● Stored items
________________________
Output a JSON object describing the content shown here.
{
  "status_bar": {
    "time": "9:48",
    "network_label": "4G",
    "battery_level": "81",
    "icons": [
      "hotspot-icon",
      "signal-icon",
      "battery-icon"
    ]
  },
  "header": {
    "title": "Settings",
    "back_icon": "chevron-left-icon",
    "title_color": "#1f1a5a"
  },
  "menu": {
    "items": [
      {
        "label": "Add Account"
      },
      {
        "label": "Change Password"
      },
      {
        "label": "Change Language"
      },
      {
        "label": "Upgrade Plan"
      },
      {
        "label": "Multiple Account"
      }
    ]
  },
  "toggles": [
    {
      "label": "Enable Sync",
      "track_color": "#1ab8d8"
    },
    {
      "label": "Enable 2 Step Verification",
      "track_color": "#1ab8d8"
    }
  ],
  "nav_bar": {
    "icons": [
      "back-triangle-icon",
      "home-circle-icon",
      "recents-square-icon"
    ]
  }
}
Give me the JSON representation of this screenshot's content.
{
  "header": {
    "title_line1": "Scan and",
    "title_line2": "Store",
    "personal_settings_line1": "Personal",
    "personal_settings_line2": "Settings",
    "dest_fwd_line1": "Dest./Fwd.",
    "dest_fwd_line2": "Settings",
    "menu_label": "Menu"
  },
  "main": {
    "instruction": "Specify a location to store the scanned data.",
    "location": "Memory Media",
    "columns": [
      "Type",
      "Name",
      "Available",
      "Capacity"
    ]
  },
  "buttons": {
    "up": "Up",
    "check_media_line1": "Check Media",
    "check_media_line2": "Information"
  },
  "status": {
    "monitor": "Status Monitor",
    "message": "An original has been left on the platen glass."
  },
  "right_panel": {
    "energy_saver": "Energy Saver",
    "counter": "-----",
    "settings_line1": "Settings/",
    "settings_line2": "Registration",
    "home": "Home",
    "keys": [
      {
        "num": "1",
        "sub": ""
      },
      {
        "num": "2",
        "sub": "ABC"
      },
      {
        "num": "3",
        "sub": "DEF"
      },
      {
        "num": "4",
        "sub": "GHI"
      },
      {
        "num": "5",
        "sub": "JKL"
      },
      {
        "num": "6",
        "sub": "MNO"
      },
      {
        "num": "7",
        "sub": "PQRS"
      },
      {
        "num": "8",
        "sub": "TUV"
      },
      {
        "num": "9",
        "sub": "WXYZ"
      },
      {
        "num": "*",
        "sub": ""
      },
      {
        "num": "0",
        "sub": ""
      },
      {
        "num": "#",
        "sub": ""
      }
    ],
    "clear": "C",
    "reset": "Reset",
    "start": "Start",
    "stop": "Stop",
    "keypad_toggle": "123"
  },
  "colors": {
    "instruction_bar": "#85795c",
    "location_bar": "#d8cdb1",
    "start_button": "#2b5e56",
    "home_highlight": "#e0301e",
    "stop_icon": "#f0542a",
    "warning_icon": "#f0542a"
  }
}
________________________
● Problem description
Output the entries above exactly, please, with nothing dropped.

● Answer area
Output a JSON object describing the content shown here.
{
  "status_bar": {
    "time": "9:48",
    "network_label": "4G",
    "battery_level": "81",
    "icons": [
      "hotspot-icon",
      "signal-icon",
      "battery-icon"
    ]
  },
  "header": {
    "title": "Settings",
    "back_icon": "chevron-left-icon",
    "title_color": "#1f1a5a"
  },
  "menu": {
    "items": [
      {
        "label": "Add Account"
      },
      {
        "label": "Change Password"
      },
      {
        "label": "Change Language"
      },
      {
        "label": "Upgrade Plan"
      },
      {
        "label": "Multiple Account"
      }
    ]
  },
  "toggles": [
    {
      "label": "Enable Sync",
      "track_color": "#1ab8d8"
    },
    {
      "label": "Enable 2 Step Verification",
      "track_color": "#1ab8d8"
    }
  ],
  "nav_bar": {
    "icons": [
      "back-triangle-icon",
      "home-circle-icon",
      "recents-square-icon"
    ]
  }
}
Give me the JSON representation of this screenshot's content.
{
  "header": {
    "title_line1": "Scan and",
    "title_line2": "Store",
    "personal_settings_line1": "Personal",
    "personal_settings_line2": "Settings",
    "dest_fwd_line1": "Dest./Fwd.",
    "dest_fwd_line2": "Settings",
    "menu_label": "Menu"
  },
  "main": {
    "instruction": "Specify a location to store the scanned data.",
    "location": "Memory Media",
    "columns": [
      "Type",
      "Name",
      "Available",
      "Capacity"
    ]
  },
  "buttons": {
    "up": "Up",
    "check_media_line1": "Check Media",
    "check_media_line2": "Information"
  },
  "status": {
    "monitor": "Status Monitor",
    "message": "An original has been left on the platen glass."
  },
  "right_panel": {
    "energy_saver": "Energy Saver",
    "counter": "-----",
    "settings_line1": "Settings/",
    "settings_line2": "Registration",
    "home": "Home",
    "keys": [
      {
        "num": "1",
        "sub": ""
      },
      {
        "num": "2",
        "sub": "ABC"
      },
      {
        "num": "3",
        "sub": "DEF"
      },
      {
        "num": "4",
        "sub": "GHI"
      },
      {
        "num": "5",
        "sub": "JKL"
      },
      {
        "num": "6",
        "sub": "MNO"
      },
      {
        "num": "7",
        "sub": "PQRS"
      },
      {
        "num": "8",
        "sub": "TUV"
      },
      {
        "num": "9",
        "sub": "WXYZ"
      },
      {
        "num": "*",
        "sub": ""
      },
      {
        "num": "0",
        "sub": ""
      },
      {
        "num": "#",
        "sub": ""
      }
    ],
    "clear": "C",
    "reset": "Reset",
    "start": "Start",
    "stop": "Stop",
    "keypad_toggle": "123"
  },
  "colors": {
    "instruction_bar": "#85795c",
    "location_bar": "#d8cdb1",
    "start_button": "#2b5e56",
    "home_highlight": "#e0301e",
    "stop_icon": "#f0542a",
    "warning_icon": "#f0542a"
  }
}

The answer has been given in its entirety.